(Dataset rows for apps and sites)

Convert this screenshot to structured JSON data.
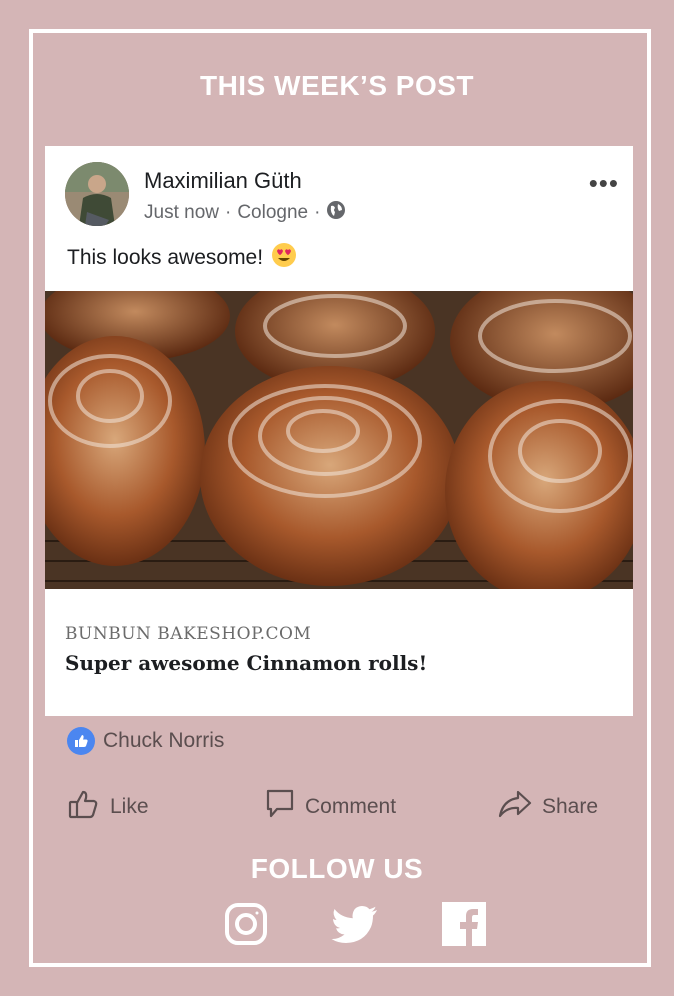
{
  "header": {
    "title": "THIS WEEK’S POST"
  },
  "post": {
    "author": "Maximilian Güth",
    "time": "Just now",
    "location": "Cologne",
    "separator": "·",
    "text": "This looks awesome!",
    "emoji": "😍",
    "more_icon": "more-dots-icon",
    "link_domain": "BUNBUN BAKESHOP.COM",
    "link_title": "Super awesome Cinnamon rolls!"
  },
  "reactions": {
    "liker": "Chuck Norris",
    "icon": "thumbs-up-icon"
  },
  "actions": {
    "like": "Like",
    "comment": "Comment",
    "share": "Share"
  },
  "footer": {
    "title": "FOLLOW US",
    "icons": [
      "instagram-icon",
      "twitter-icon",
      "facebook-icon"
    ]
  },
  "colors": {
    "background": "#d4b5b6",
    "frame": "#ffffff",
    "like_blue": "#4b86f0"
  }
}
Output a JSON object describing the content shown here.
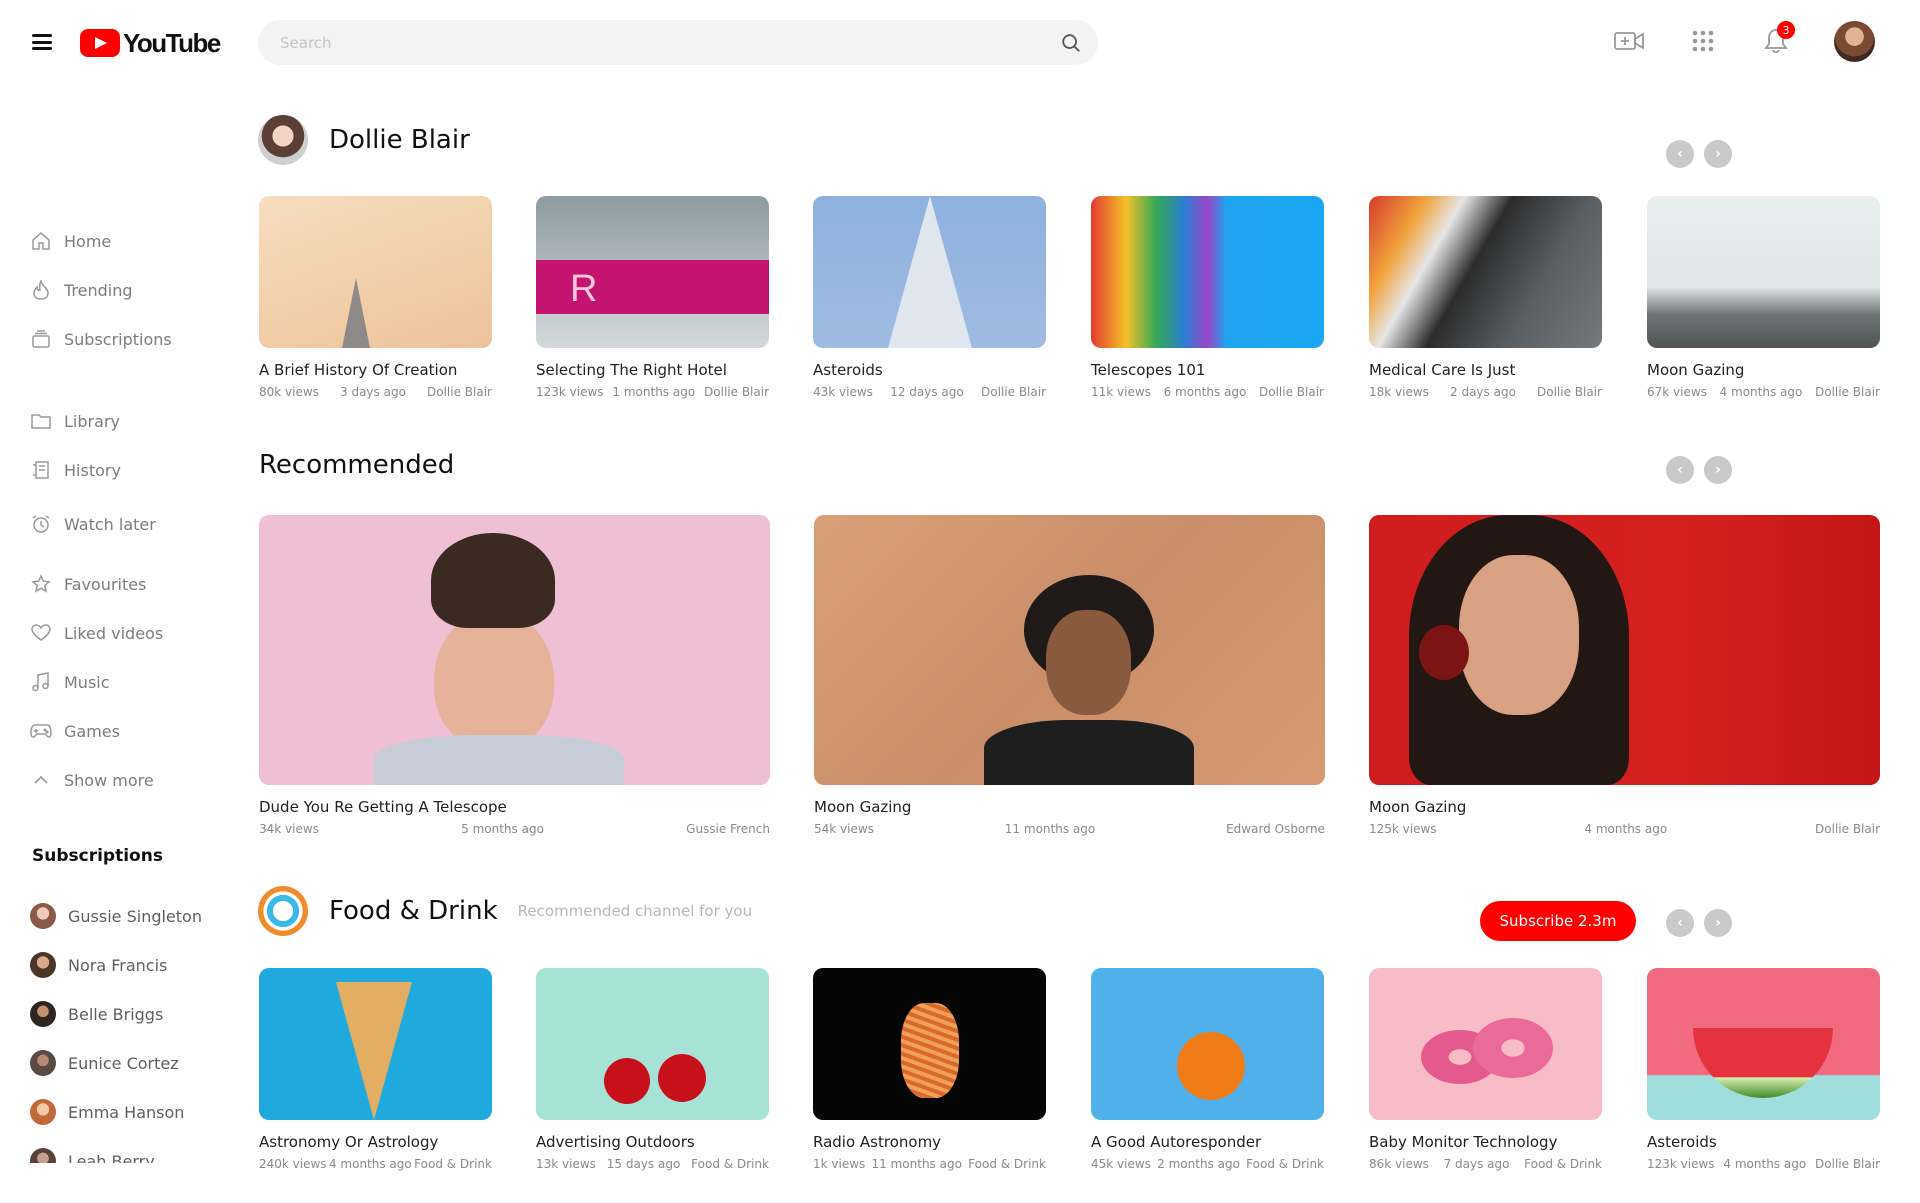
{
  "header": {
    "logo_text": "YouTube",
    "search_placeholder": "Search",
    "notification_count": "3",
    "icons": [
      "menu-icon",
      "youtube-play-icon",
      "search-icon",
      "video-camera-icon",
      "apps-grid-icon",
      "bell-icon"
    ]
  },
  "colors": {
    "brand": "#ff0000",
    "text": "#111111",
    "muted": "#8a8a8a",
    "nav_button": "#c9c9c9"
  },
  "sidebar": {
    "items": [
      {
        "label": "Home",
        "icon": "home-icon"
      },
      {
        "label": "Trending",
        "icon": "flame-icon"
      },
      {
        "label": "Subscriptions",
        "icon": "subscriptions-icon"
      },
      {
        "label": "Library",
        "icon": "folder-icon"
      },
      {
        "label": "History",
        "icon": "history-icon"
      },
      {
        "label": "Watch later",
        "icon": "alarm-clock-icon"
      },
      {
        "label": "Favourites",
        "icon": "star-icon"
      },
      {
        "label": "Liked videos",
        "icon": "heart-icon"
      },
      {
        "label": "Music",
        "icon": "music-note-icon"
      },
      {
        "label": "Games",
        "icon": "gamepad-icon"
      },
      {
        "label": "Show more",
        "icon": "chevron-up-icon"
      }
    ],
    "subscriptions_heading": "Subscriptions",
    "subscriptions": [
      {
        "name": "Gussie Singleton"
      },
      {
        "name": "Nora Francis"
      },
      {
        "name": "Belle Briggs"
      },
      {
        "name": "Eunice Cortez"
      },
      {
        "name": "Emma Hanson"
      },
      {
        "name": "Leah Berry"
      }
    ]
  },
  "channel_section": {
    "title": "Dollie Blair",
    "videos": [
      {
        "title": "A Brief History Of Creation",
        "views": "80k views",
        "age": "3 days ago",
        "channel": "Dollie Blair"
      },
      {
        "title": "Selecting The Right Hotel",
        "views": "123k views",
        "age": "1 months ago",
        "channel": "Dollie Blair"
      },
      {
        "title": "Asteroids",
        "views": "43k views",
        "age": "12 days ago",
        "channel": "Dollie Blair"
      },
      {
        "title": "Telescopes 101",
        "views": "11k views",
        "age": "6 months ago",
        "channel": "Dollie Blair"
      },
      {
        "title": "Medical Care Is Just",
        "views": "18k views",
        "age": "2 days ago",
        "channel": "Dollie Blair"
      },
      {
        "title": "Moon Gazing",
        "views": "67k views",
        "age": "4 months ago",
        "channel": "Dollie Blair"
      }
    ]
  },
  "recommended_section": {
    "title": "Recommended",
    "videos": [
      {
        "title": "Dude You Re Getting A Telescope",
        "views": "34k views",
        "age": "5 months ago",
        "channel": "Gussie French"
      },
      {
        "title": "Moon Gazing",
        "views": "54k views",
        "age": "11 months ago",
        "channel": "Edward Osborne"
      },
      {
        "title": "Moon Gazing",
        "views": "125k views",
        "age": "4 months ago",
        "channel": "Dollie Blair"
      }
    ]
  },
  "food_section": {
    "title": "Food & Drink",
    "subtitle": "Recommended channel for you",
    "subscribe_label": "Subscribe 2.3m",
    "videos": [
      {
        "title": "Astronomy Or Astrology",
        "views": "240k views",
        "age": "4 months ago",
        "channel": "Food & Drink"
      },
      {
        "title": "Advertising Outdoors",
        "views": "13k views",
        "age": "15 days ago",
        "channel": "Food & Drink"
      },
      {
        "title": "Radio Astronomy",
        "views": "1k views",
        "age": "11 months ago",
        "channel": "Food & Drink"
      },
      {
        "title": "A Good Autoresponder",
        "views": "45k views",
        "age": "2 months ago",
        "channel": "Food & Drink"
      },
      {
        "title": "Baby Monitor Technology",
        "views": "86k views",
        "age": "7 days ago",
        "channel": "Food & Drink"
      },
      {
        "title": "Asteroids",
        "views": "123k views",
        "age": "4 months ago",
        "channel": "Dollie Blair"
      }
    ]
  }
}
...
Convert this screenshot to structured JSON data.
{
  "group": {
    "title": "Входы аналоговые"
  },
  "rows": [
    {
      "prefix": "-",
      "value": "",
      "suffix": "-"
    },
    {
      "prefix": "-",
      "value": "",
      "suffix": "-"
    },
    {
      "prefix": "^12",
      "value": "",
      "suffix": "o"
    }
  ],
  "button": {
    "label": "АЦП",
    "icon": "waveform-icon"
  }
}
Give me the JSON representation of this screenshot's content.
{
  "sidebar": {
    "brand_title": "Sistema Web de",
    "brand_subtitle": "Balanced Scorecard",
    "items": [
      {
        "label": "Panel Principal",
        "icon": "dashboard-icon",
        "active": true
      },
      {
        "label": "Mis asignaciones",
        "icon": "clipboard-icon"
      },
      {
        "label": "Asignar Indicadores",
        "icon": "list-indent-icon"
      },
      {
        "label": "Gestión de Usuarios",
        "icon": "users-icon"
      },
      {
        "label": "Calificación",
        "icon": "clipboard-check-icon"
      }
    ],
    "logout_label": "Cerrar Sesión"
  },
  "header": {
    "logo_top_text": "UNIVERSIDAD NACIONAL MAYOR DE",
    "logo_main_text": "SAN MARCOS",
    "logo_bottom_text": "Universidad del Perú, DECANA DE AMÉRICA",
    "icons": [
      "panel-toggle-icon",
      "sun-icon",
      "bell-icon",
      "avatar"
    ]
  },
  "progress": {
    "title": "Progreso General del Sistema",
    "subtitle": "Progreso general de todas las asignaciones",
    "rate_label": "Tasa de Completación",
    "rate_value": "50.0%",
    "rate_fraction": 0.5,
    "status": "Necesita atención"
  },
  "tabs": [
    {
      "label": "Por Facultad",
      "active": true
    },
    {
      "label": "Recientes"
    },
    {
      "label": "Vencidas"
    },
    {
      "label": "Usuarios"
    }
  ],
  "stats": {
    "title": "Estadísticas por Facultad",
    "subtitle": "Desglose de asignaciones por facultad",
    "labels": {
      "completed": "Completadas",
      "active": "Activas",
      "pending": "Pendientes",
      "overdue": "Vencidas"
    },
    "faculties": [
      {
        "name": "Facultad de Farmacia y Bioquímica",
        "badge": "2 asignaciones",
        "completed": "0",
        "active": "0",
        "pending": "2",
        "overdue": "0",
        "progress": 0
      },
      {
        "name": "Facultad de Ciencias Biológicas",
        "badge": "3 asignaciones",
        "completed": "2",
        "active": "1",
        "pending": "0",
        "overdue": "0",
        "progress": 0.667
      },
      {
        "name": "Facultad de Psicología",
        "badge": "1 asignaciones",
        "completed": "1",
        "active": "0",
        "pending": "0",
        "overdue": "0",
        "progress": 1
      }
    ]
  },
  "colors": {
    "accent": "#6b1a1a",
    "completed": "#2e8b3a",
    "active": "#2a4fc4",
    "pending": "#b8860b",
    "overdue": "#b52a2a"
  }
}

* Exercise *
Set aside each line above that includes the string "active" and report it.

* Solved exercise *
        "active": true
      "active": true
      "active": "Activas",
        "active": "0",
        "active": "1",
        "active": "0",
    "active": "#2a4fc4",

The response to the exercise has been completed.